■ **Problem to work on**: Restate the listing below exactly, images excluded.

■ **Source material**:
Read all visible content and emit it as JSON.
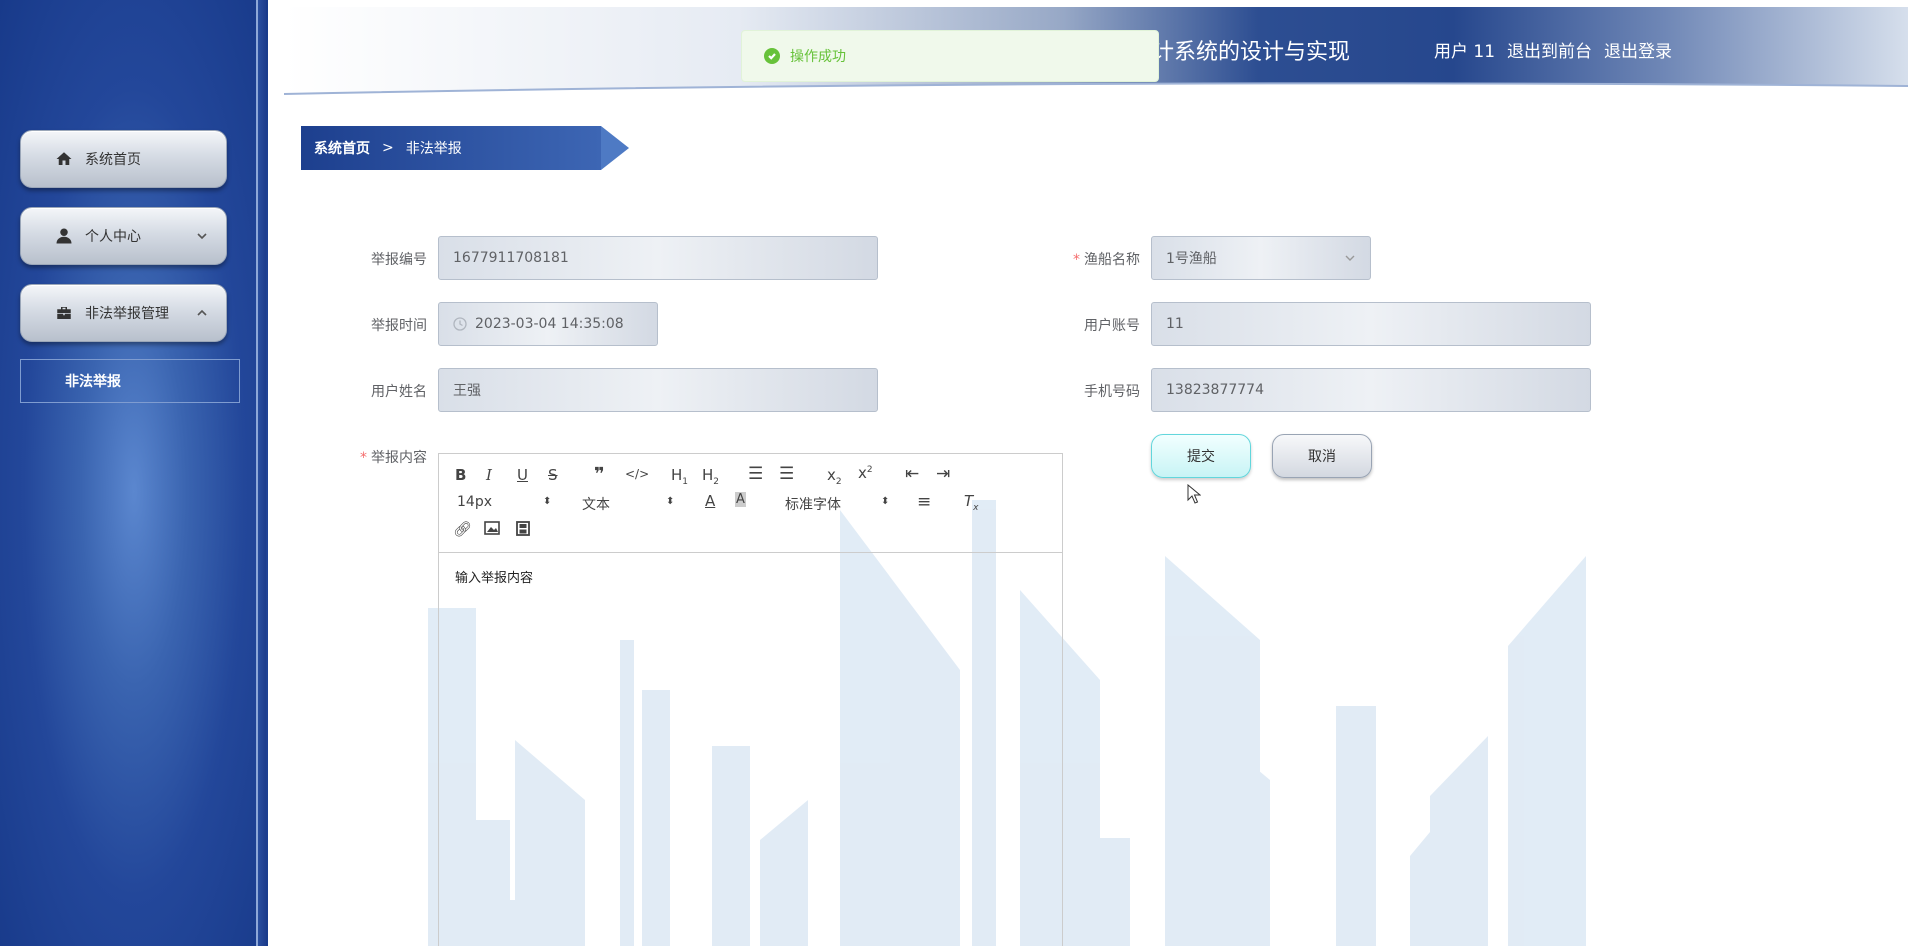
{
  "header": {
    "title": "计系统的设计与实现",
    "user": "用户 11",
    "links": [
      "退出到前台",
      "退出登录"
    ]
  },
  "toast": {
    "message": "操作成功"
  },
  "sidebar": {
    "items": [
      {
        "label": "系统首页",
        "icon": "home-icon"
      },
      {
        "label": "个人中心",
        "icon": "user-icon",
        "chevron": "chevron-down-icon"
      },
      {
        "label": "非法举报管理",
        "icon": "briefcase-icon",
        "chevron": "chevron-up-icon"
      }
    ],
    "sub_item": "非法举报"
  },
  "breadcrumb": {
    "home": "系统首页",
    "separator": ">",
    "current": "非法举报"
  },
  "form": {
    "report_no": {
      "label": "举报编号",
      "value": "1677911708181"
    },
    "report_time": {
      "label": "举报时间",
      "value": "2023-03-04 14:35:08"
    },
    "user_name": {
      "label": "用户姓名",
      "value": "王强"
    },
    "content": {
      "label": "举报内容",
      "placeholder": "输入举报内容"
    },
    "boat_name": {
      "label": "渔船名称",
      "value": "1号渔船"
    },
    "account": {
      "label": "用户账号",
      "value": "11"
    },
    "phone": {
      "label": "手机号码",
      "value": "13823877774"
    },
    "submit": "提交",
    "cancel": "取消"
  },
  "editor": {
    "font_size": "14px",
    "text_type": "文本",
    "font_family": "标准字体"
  },
  "colors": {
    "accent": "#1d3f8e",
    "success": "#67c23a",
    "required": "#f56c6c"
  }
}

■ **Reply**:
Read all visible content and emit it as JSON.
{
  "header": {
    "title": "计系统的设计与实现",
    "user": "用户 11",
    "links": [
      "退出到前台",
      "退出登录"
    ]
  },
  "toast": {
    "message": "操作成功"
  },
  "sidebar": {
    "items": [
      {
        "label": "系统首页",
        "icon": "home-icon"
      },
      {
        "label": "个人中心",
        "icon": "user-icon",
        "chevron": "chevron-down-icon"
      },
      {
        "label": "非法举报管理",
        "icon": "briefcase-icon",
        "chevron": "chevron-up-icon"
      }
    ],
    "sub_item": "非法举报"
  },
  "breadcrumb": {
    "home": "系统首页",
    "separator": ">",
    "current": "非法举报"
  },
  "form": {
    "report_no": {
      "label": "举报编号",
      "value": "1677911708181"
    },
    "report_time": {
      "label": "举报时间",
      "value": "2023-03-04 14:35:08"
    },
    "user_name": {
      "label": "用户姓名",
      "value": "王强"
    },
    "content": {
      "label": "举报内容",
      "placeholder": "输入举报内容"
    },
    "boat_name": {
      "label": "渔船名称",
      "value": "1号渔船"
    },
    "account": {
      "label": "用户账号",
      "value": "11"
    },
    "phone": {
      "label": "手机号码",
      "value": "13823877774"
    },
    "submit": "提交",
    "cancel": "取消"
  },
  "editor": {
    "font_size": "14px",
    "text_type": "文本",
    "font_family": "标准字体"
  },
  "colors": {
    "accent": "#1d3f8e",
    "success": "#67c23a",
    "required": "#f56c6c"
  }
}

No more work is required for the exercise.